## PROBLEM
From the entries, return every line where the string "name" shows up.

## DATA
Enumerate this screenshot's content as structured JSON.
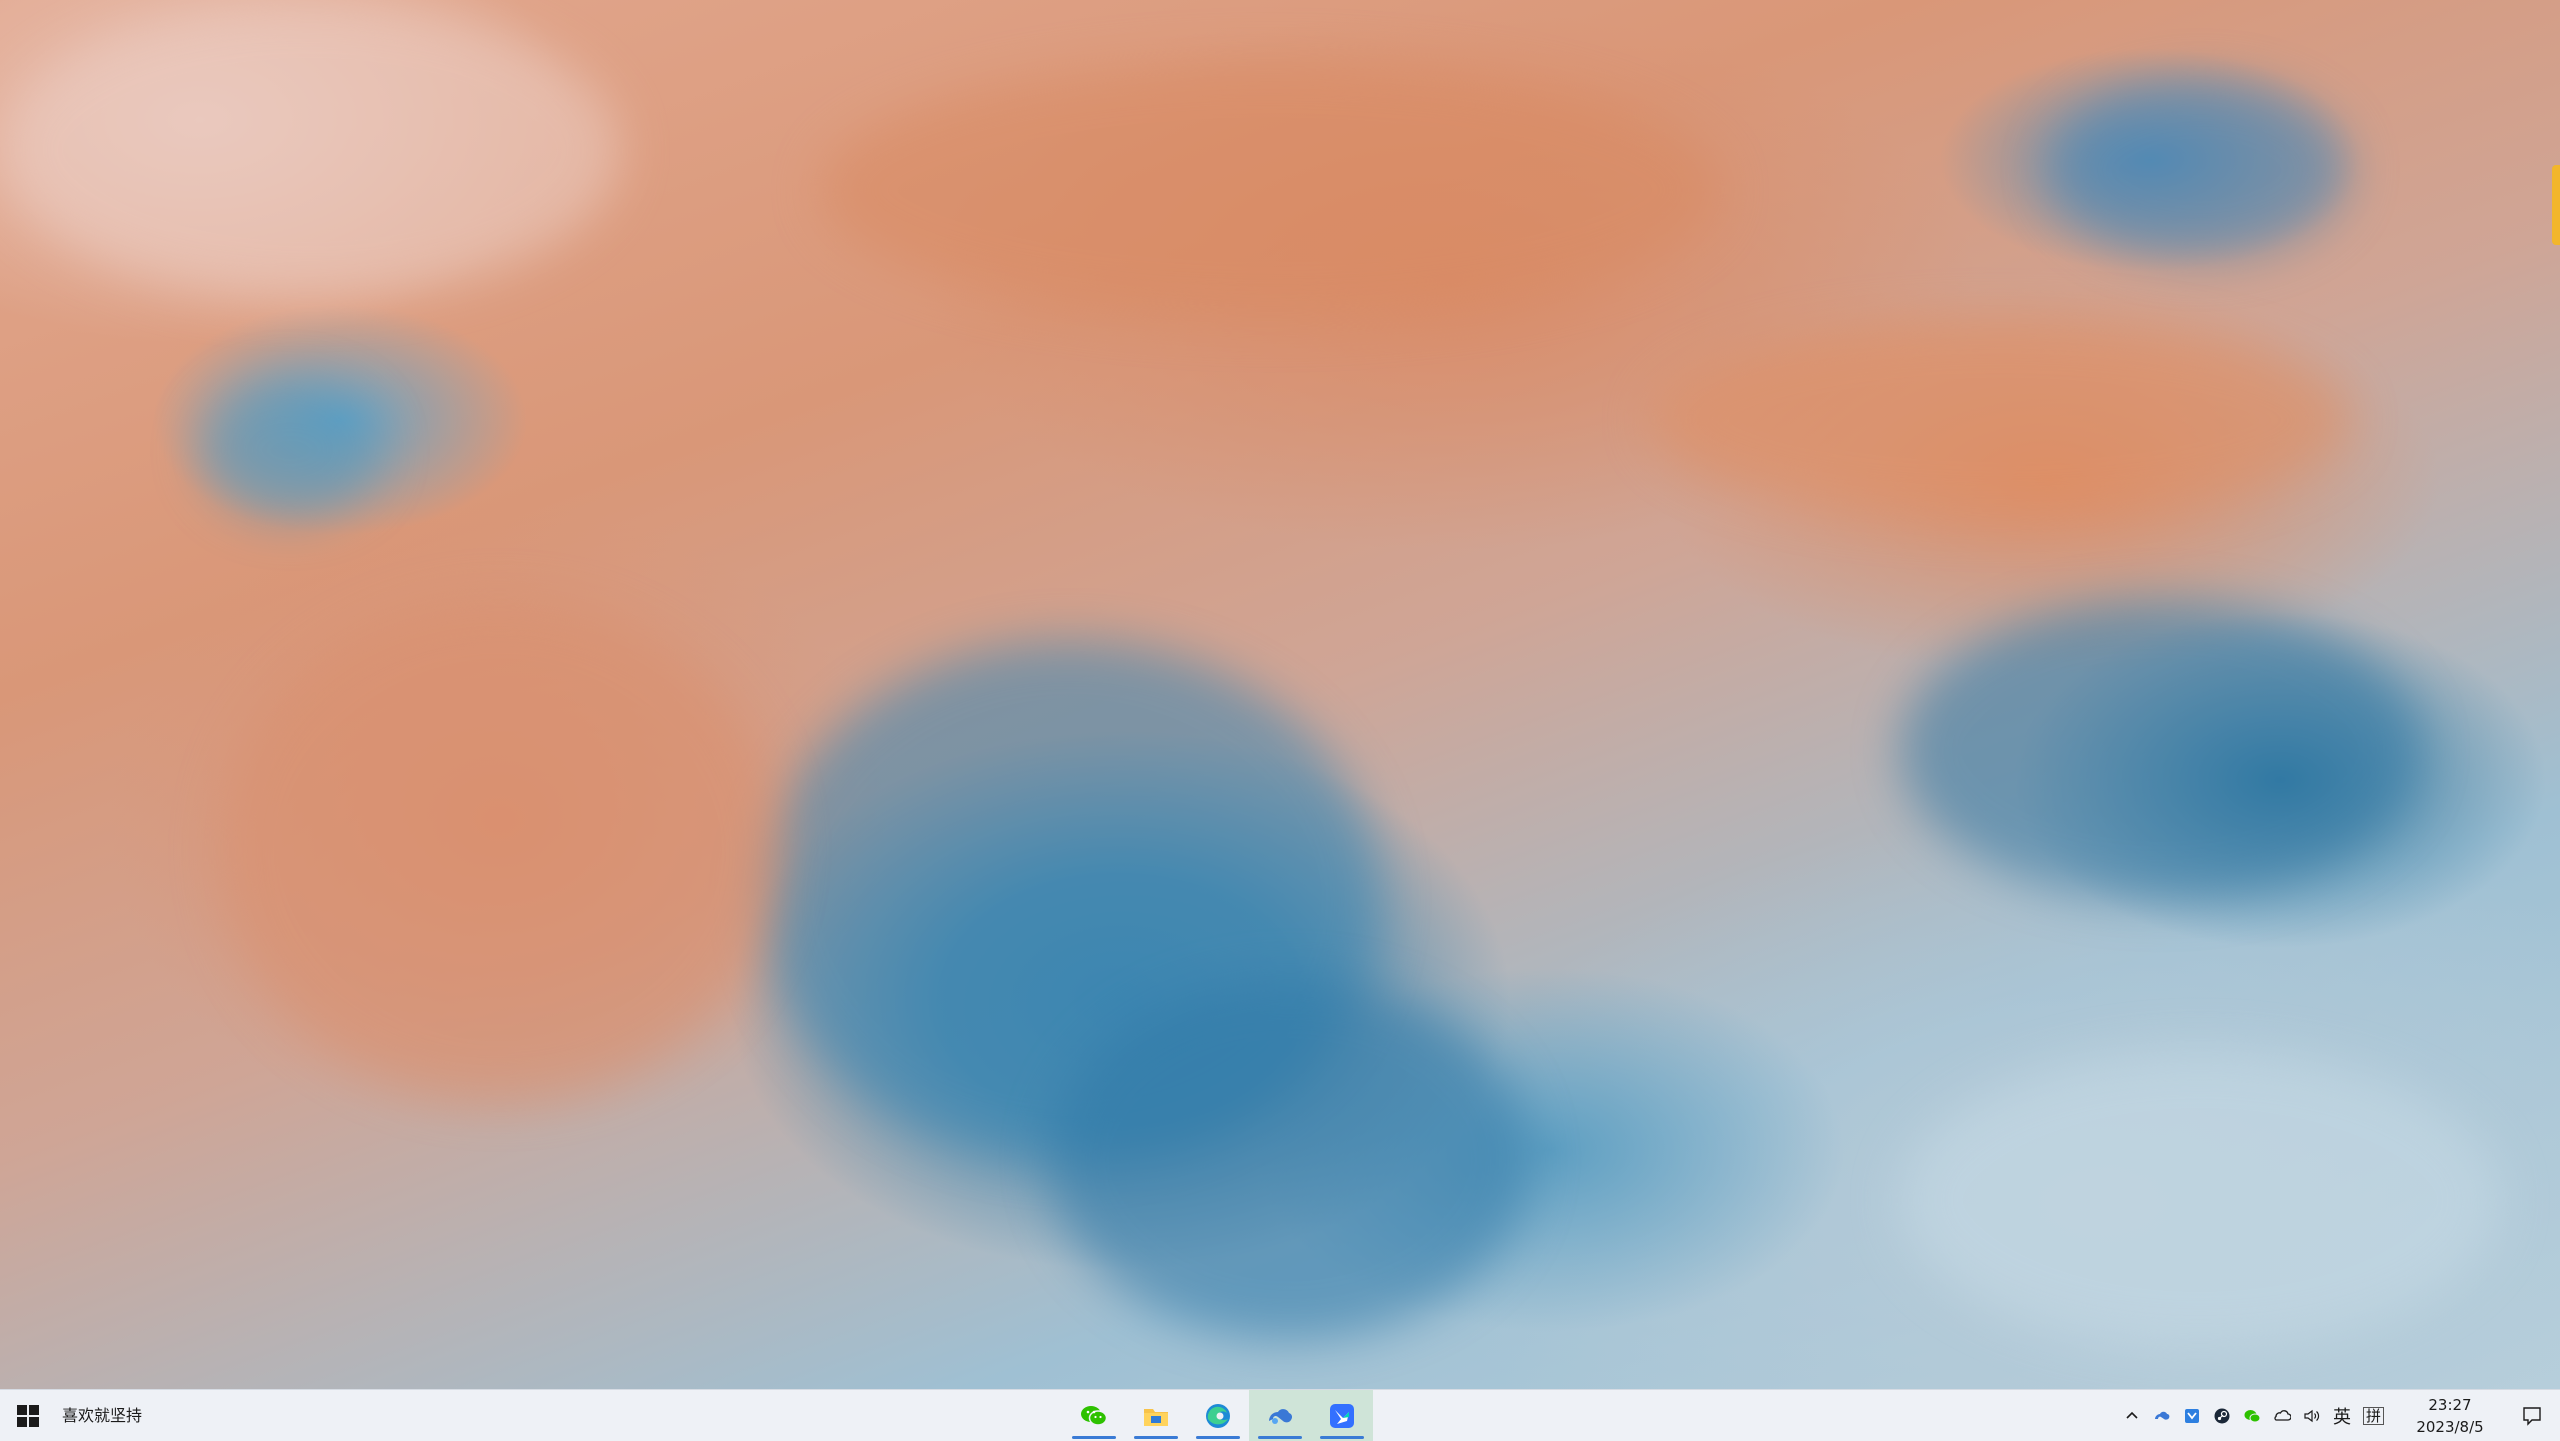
{
  "desktop": {
    "wallpaper": "fluid-art-orange-blue",
    "accent_colors": [
      "#d98d6a",
      "#3f87b0",
      "#c9d7e2"
    ]
  },
  "taskbar": {
    "start_icon": "windows-logo-icon",
    "search_hint": "喜欢就坚持",
    "pinned_apps": [
      {
        "name": "wechat-icon",
        "active": false
      },
      {
        "name": "file-explorer-icon",
        "active": false
      },
      {
        "name": "edge-browser-icon",
        "active": false
      },
      {
        "name": "baidu-netdisk-icon",
        "active": true
      },
      {
        "name": "feishu-icon",
        "active": true
      }
    ],
    "tray": {
      "show_hidden_icon": "chevron-up-icon",
      "icons": [
        "baidu-cloud-tray-icon",
        "security-tray-icon",
        "steam-tray-icon",
        "wechat-tray-icon",
        "onedrive-icon",
        "volume-icon"
      ],
      "language": "英",
      "ime": "拼",
      "time": "23:27",
      "date": "2023/8/5",
      "notification_icon": "notification-icon"
    }
  }
}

## OUTPUT OF THE TASK
        "name": "wechat-icon",
        "name": "file-explorer-icon",
        "name": "edge-browser-icon",
        "name": "baidu-netdisk-icon",
        "name": "feishu-icon",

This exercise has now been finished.